Ultimately, however, adapting to and embracing this process will help them grow their businesses in new and exciting ways.
The first sign of change will be advertisers pushing to closer align their agencies to company business outcomes and incentivise them financially on some shared goals. Over time, closer alignment will eliminate transparency concerns and result in a media agency landscape that is more in tune with advertiser requirements.
Recent research suggests that 64% of the leading US advertisers are planning to review their media agencies in 2017, following a relatively quiet pitch market in 2016.
This indicates that many have used this year to take stock and focus their energies internally to define their needs for the future of this fast-changing landscape. The most important outcome of this work will be for advertisers to set a clear vision for the role that media will play as an investment in growth, with clear KPIs that can be shared with their media agencies.
This new approach will have a profound knock-on effect for agencies, with brands coming to market with a well-considered "blueprint" for the media agency resources they need.

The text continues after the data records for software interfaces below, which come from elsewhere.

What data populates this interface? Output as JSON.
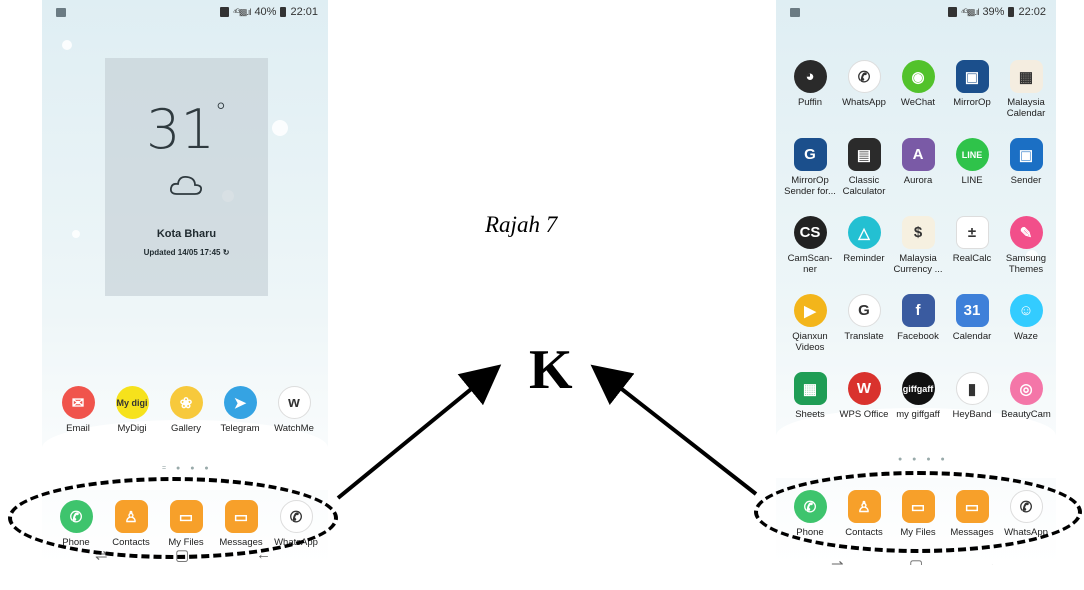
{
  "figure": {
    "caption": "Rajah 7",
    "center_label": "K"
  },
  "left_phone": {
    "status": {
      "battery": "40%",
      "time": "22:01"
    },
    "weather": {
      "temperature": "31",
      "degree": "°",
      "city": "Kota Bharu",
      "updated": "Updated 14/05 17:45"
    },
    "apps": [
      {
        "label": "Email",
        "color": "#f0544c",
        "glyph": "✉"
      },
      {
        "label": "MyDigi",
        "color": "#f6e21c",
        "glyph": "My digi"
      },
      {
        "label": "Gallery",
        "color": "#f7c93c",
        "glyph": "❀"
      },
      {
        "label": "Telegram",
        "color": "#35a3e3",
        "glyph": "➤"
      },
      {
        "label": "WatchMe",
        "color": "#ffffff",
        "glyph": "w"
      }
    ],
    "dock": [
      {
        "label": "Phone",
        "color": "#3ec46d",
        "glyph": "✆"
      },
      {
        "label": "Contacts",
        "color": "#f7a02a",
        "glyph": "♙"
      },
      {
        "label": "My Files",
        "color": "#f7a02a",
        "glyph": "▭"
      },
      {
        "label": "Messages",
        "color": "#f7a02a",
        "glyph": "▭"
      },
      {
        "label": "WhatsApp",
        "color": "#ffffff",
        "glyph": "✆"
      }
    ]
  },
  "right_phone": {
    "status": {
      "battery": "39%",
      "time": "22:02"
    },
    "apps": [
      {
        "label": "Puffin",
        "color": "#2a2a2a",
        "glyph": "◕"
      },
      {
        "label": "WhatsApp",
        "color": "#ffffff",
        "glyph": "✆"
      },
      {
        "label": "WeChat",
        "color": "#52c22b",
        "glyph": "◉"
      },
      {
        "label": "MirrorOp",
        "color": "#1b4f8c",
        "glyph": "▣"
      },
      {
        "label": "Malaysia Calendar",
        "color": "#f4ede0",
        "glyph": "▦"
      },
      {
        "label": "MirrorOp Sender for...",
        "color": "#1b4f8c",
        "glyph": "G"
      },
      {
        "label": "Classic Calculator",
        "color": "#2b2b2b",
        "glyph": "▤"
      },
      {
        "label": "Aurora",
        "color": "#7a5aa6",
        "glyph": "A"
      },
      {
        "label": "LINE",
        "color": "#2fc34a",
        "glyph": "LINE"
      },
      {
        "label": "Sender",
        "color": "#1b6fc4",
        "glyph": "▣"
      },
      {
        "label": "CamScan-ner",
        "color": "#222222",
        "glyph": "CS"
      },
      {
        "label": "Reminder",
        "color": "#23c0d2",
        "glyph": "△"
      },
      {
        "label": "Malaysia Currency ...",
        "color": "#f6f0e0",
        "glyph": "$"
      },
      {
        "label": "RealCalc",
        "color": "#ffffff",
        "glyph": "±"
      },
      {
        "label": "Samsung Themes",
        "color": "#f24f8a",
        "glyph": "✎"
      },
      {
        "label": "Qianxun Videos",
        "color": "#f3b51b",
        "glyph": "▶"
      },
      {
        "label": "Translate",
        "color": "#ffffff",
        "glyph": "G"
      },
      {
        "label": "Facebook",
        "color": "#3a5ba0",
        "glyph": "f"
      },
      {
        "label": "Calendar",
        "color": "#3e80d9",
        "glyph": "31"
      },
      {
        "label": "Waze",
        "color": "#33ccff",
        "glyph": "☺"
      },
      {
        "label": "Sheets",
        "color": "#1f9d55",
        "glyph": "▦"
      },
      {
        "label": "WPS Office",
        "color": "#d9322d",
        "glyph": "W"
      },
      {
        "label": "my giffgaff",
        "color": "#111111",
        "glyph": "giffgaff"
      },
      {
        "label": "HeyBand",
        "color": "#ffffff",
        "glyph": "▮"
      },
      {
        "label": "BeautyCam",
        "color": "#f476a8",
        "glyph": "◎"
      }
    ],
    "dock": [
      {
        "label": "Phone",
        "color": "#3ec46d",
        "glyph": "✆"
      },
      {
        "label": "Contacts",
        "color": "#f7a02a",
        "glyph": "♙"
      },
      {
        "label": "My Files",
        "color": "#f7a02a",
        "glyph": "▭"
      },
      {
        "label": "Messages",
        "color": "#f7a02a",
        "glyph": "▭"
      },
      {
        "label": "WhatsApp",
        "color": "#ffffff",
        "glyph": "✆"
      }
    ]
  }
}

Agencies will need to respond in more agile and open ways than they have in the past, hence the need for a significant changing of the guard in agency management.
Change is coming. Brands, agencies and consultants need to move away from obsessing about cheaper pricing and bigger discounts. More and more auditing is not what media is all about.
It’s time to replace fear of the complexity of media, with a new excitement in the opportunity of media.
Let’s start now.
Tom Denford is co-founder and chief strategy officer of ID Comms, the media change consultancy